-- Extracted entries --
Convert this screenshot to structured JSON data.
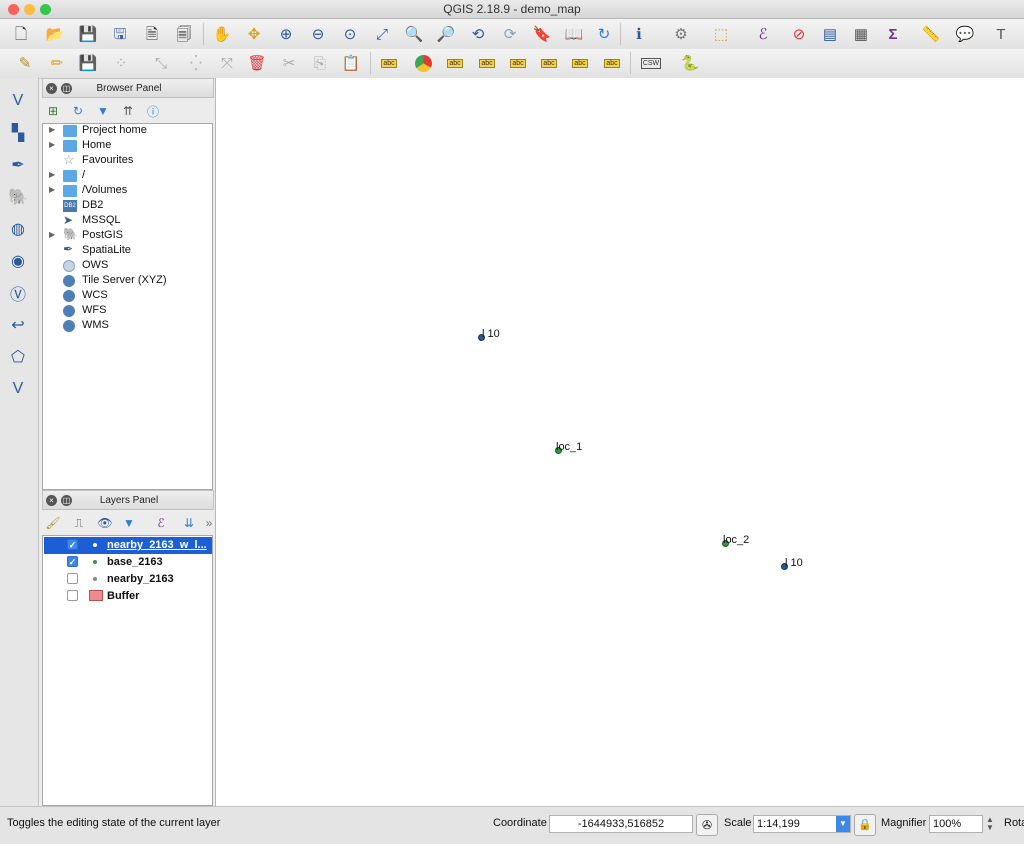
{
  "window": {
    "title": "QGIS 2.18.9 - demo_map"
  },
  "colors": {
    "selection": "#1c5ed6",
    "point_blue": "#2f5597",
    "point_green": "#2e9b3c",
    "buffer": "#f28c8c"
  },
  "toolbar1": {
    "icons": [
      "new-project-icon",
      "open-project-icon",
      "save-project-icon",
      "save-as-icon",
      "new-print-composer-icon",
      "composer-manager-icon",
      "pan-icon",
      "pan-to-selection-icon",
      "zoom-in-icon",
      "zoom-out-icon",
      "zoom-native-icon",
      "zoom-full-icon",
      "zoom-to-selection-icon",
      "zoom-to-layer-icon",
      "zoom-last-icon",
      "zoom-next-icon",
      "new-bookmark-icon",
      "show-bookmarks-icon",
      "refresh-icon",
      "identify-icon",
      "action-icon",
      "select-icon",
      "select-expression-icon",
      "deselect-icon",
      "attribute-table-icon",
      "field-calculator-icon",
      "statistics-icon",
      "measure-icon",
      "map-tips-icon",
      "text-annotation-icon"
    ]
  },
  "toolbar2": {
    "icons": [
      "current-edits-icon",
      "toggle-editing-icon",
      "save-edits-icon",
      "add-feature-icon",
      "move-feature-icon",
      "node-tool-icon",
      "delete-selected-icon",
      "cut-features-icon",
      "copy-features-icon",
      "paste-features-icon",
      "label-icon",
      "diagram-icon",
      "pin-labels-icon",
      "show-hide-labels-icon",
      "move-label-icon",
      "rotate-label-icon",
      "change-label-icon",
      "csw-icon",
      "python-icon"
    ],
    "csw_label": "CSW",
    "abc_label": "abc"
  },
  "left_toolbar": {
    "icons": [
      "add-vector-layer-icon",
      "add-raster-layer-icon",
      "add-spatialite-layer-icon",
      "add-postgis-layer-icon",
      "add-wms-layer-icon",
      "add-wcs-layer-icon",
      "add-wfs-layer-icon",
      "add-delimited-text-icon",
      "add-virtual-layer-icon",
      "new-layer-icon"
    ]
  },
  "browser_panel": {
    "title": "Browser Panel",
    "items": [
      {
        "label": "Project home",
        "icon": "folder-icon",
        "expandable": true
      },
      {
        "label": "Home",
        "icon": "folder-icon",
        "expandable": true
      },
      {
        "label": "Favourites",
        "icon": "star-icon",
        "expandable": false
      },
      {
        "label": "/",
        "icon": "folder-icon",
        "expandable": true
      },
      {
        "label": "/Volumes",
        "icon": "folder-icon",
        "expandable": true
      },
      {
        "label": "DB2",
        "icon": "db2-icon",
        "expandable": false
      },
      {
        "label": "MSSQL",
        "icon": "mssql-icon",
        "expandable": false
      },
      {
        "label": "PostGIS",
        "icon": "postgis-icon",
        "expandable": true
      },
      {
        "label": "SpatiaLite",
        "icon": "spatialite-icon",
        "expandable": false
      },
      {
        "label": "OWS",
        "icon": "ows-icon",
        "expandable": false
      },
      {
        "label": "Tile Server (XYZ)",
        "icon": "tile-server-icon",
        "expandable": false
      },
      {
        "label": "WCS",
        "icon": "wcs-icon",
        "expandable": false
      },
      {
        "label": "WFS",
        "icon": "wfs-icon",
        "expandable": false
      },
      {
        "label": "WMS",
        "icon": "wms-icon",
        "expandable": false
      }
    ],
    "db2_badge": "DB2"
  },
  "layers_panel": {
    "title": "Layers Panel",
    "layers": [
      {
        "label": "nearby_2163_w_l...",
        "checked": true,
        "selected": true,
        "symbol": "point-blue"
      },
      {
        "label": "base_2163",
        "checked": true,
        "selected": false,
        "symbol": "point-green"
      },
      {
        "label": "nearby_2163",
        "checked": false,
        "selected": false,
        "symbol": "point-gray"
      },
      {
        "label": "Buffer",
        "checked": false,
        "selected": false,
        "symbol": "polygon-red"
      }
    ]
  },
  "map": {
    "labels": [
      "l 10",
      "loc_1",
      "loc_2",
      "l 10"
    ]
  },
  "statusbar": {
    "message": "Toggles the editing state of the current layer",
    "coordinate_label": "Coordinate",
    "coordinate_value": "-1644933,516852",
    "scale_label": "Scale",
    "scale_value": "1:14,199",
    "magnifier_label": "Magnifier",
    "magnifier_value": "100%",
    "rotation_label": "Rota"
  }
}
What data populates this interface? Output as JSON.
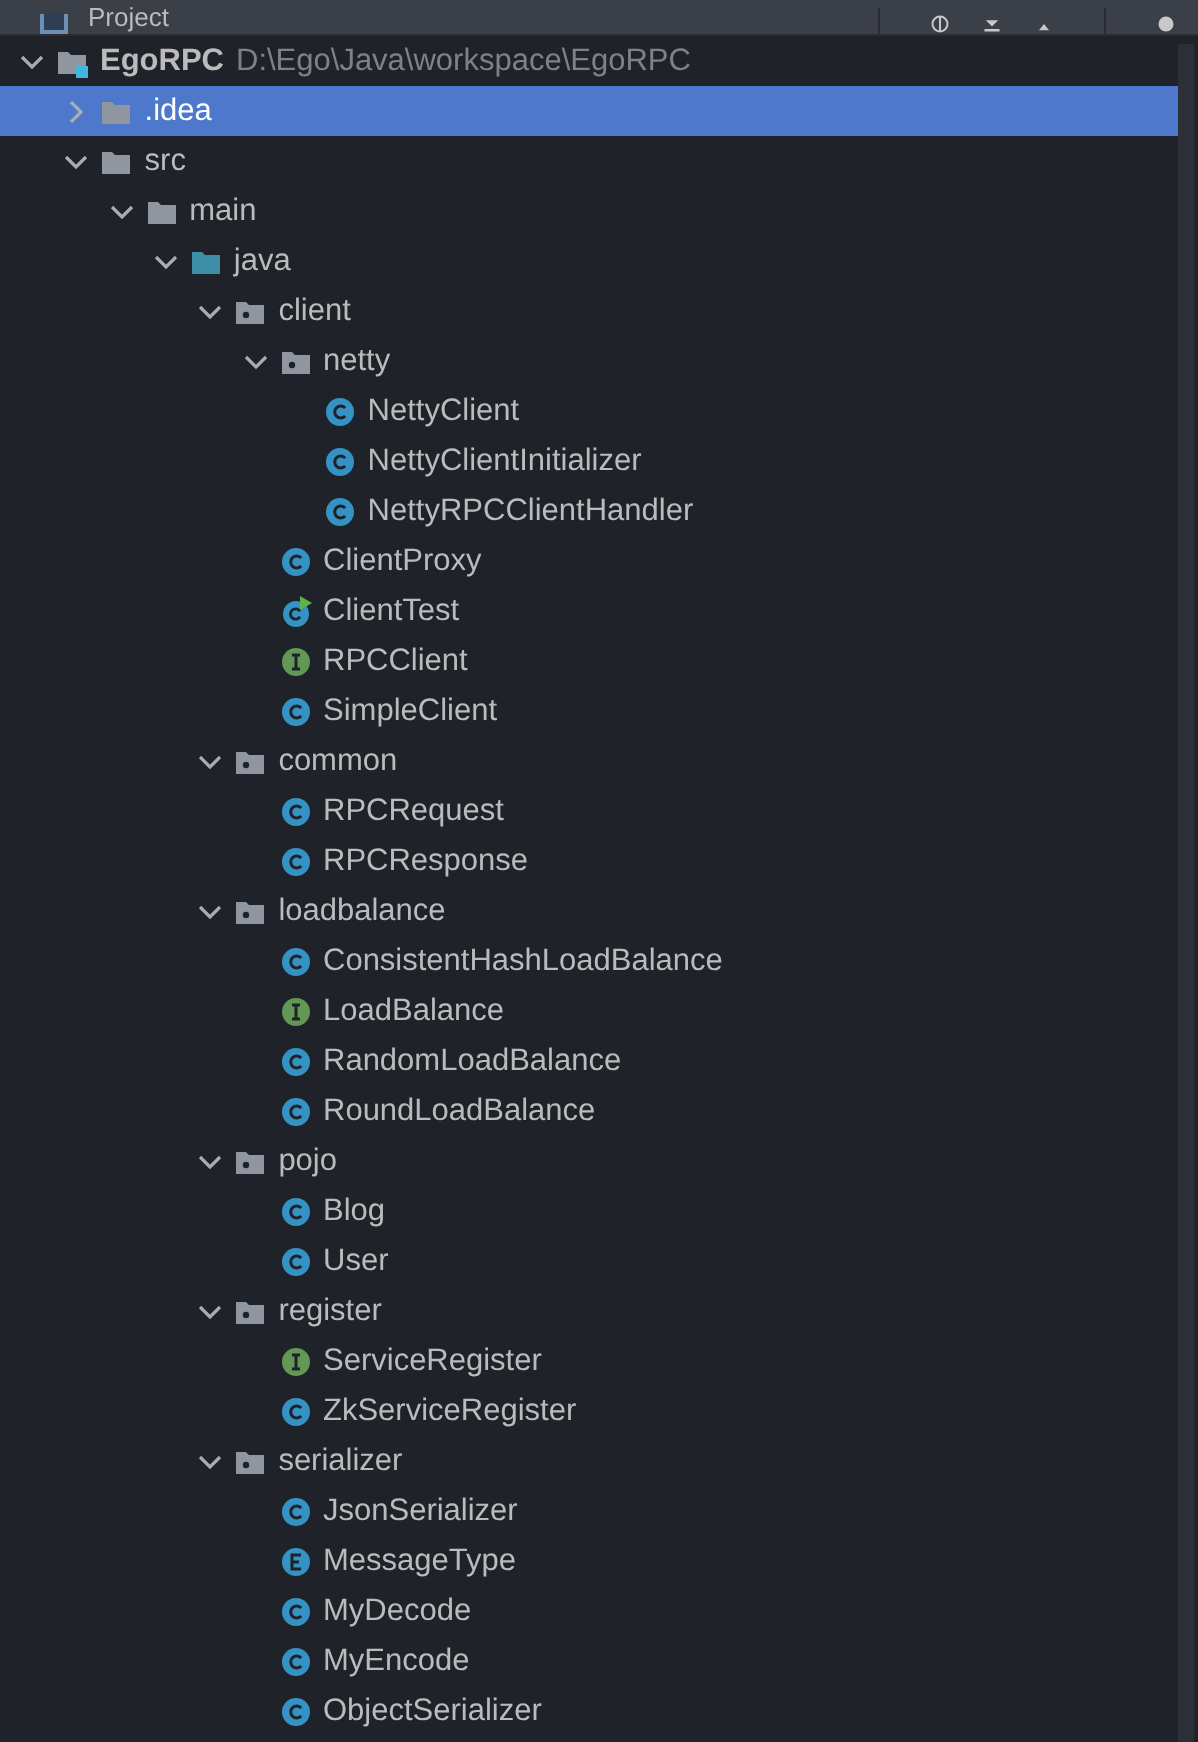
{
  "panel": {
    "title": "Project"
  },
  "tree": [
    {
      "name": "EgoRPC",
      "path": "D:\\Ego\\Java\\workspace\\EgoRPC",
      "kind": "module",
      "expanded": true,
      "selected": false,
      "children": [
        {
          "name": ".idea",
          "kind": "folder",
          "expanded": false,
          "selected": true
        },
        {
          "name": "src",
          "kind": "folder",
          "expanded": true,
          "selected": false,
          "children": [
            {
              "name": "main",
              "kind": "folder",
              "expanded": true,
              "selected": false,
              "children": [
                {
                  "name": "java",
                  "kind": "source_folder",
                  "expanded": true,
                  "selected": false,
                  "children": [
                    {
                      "name": "client",
                      "kind": "package",
                      "expanded": true,
                      "selected": false,
                      "children": [
                        {
                          "name": "netty",
                          "kind": "package",
                          "expanded": true,
                          "selected": false,
                          "children": [
                            {
                              "name": "NettyClient",
                              "kind": "class",
                              "selected": false
                            },
                            {
                              "name": "NettyClientInitializer",
                              "kind": "class",
                              "selected": false
                            },
                            {
                              "name": "NettyRPCClientHandler",
                              "kind": "class",
                              "selected": false
                            }
                          ]
                        },
                        {
                          "name": "ClientProxy",
                          "kind": "class",
                          "selected": false
                        },
                        {
                          "name": "ClientTest",
                          "kind": "runnable_class",
                          "selected": false
                        },
                        {
                          "name": "RPCClient",
                          "kind": "interface",
                          "selected": false
                        },
                        {
                          "name": "SimpleClient",
                          "kind": "class",
                          "selected": false
                        }
                      ]
                    },
                    {
                      "name": "common",
                      "kind": "package",
                      "expanded": true,
                      "selected": false,
                      "children": [
                        {
                          "name": "RPCRequest",
                          "kind": "class",
                          "selected": false
                        },
                        {
                          "name": "RPCResponse",
                          "kind": "class",
                          "selected": false
                        }
                      ]
                    },
                    {
                      "name": "loadbalance",
                      "kind": "package",
                      "expanded": true,
                      "selected": false,
                      "children": [
                        {
                          "name": "ConsistentHashLoadBalance",
                          "kind": "class",
                          "selected": false
                        },
                        {
                          "name": "LoadBalance",
                          "kind": "interface",
                          "selected": false
                        },
                        {
                          "name": "RandomLoadBalance",
                          "kind": "class",
                          "selected": false
                        },
                        {
                          "name": "RoundLoadBalance",
                          "kind": "class",
                          "selected": false
                        }
                      ]
                    },
                    {
                      "name": "pojo",
                      "kind": "package",
                      "expanded": true,
                      "selected": false,
                      "children": [
                        {
                          "name": "Blog",
                          "kind": "class",
                          "selected": false
                        },
                        {
                          "name": "User",
                          "kind": "class",
                          "selected": false
                        }
                      ]
                    },
                    {
                      "name": "register",
                      "kind": "package",
                      "expanded": true,
                      "selected": false,
                      "children": [
                        {
                          "name": "ServiceRegister",
                          "kind": "interface",
                          "selected": false
                        },
                        {
                          "name": "ZkServiceRegister",
                          "kind": "class",
                          "selected": false
                        }
                      ]
                    },
                    {
                      "name": "serializer",
                      "kind": "package",
                      "expanded": true,
                      "selected": false,
                      "children": [
                        {
                          "name": "JsonSerializer",
                          "kind": "class",
                          "selected": false
                        },
                        {
                          "name": "MessageType",
                          "kind": "enum",
                          "selected": false
                        },
                        {
                          "name": "MyDecode",
                          "kind": "class",
                          "selected": false
                        },
                        {
                          "name": "MyEncode",
                          "kind": "class",
                          "selected": false
                        },
                        {
                          "name": "ObjectSerializer",
                          "kind": "class",
                          "selected": false
                        }
                      ]
                    }
                  ]
                }
              ]
            }
          ]
        }
      ]
    }
  ]
}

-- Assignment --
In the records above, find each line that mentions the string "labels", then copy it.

-- Output below --
      "pin-labels-icon",
      "show-hide-labels-icon",
    "labels": [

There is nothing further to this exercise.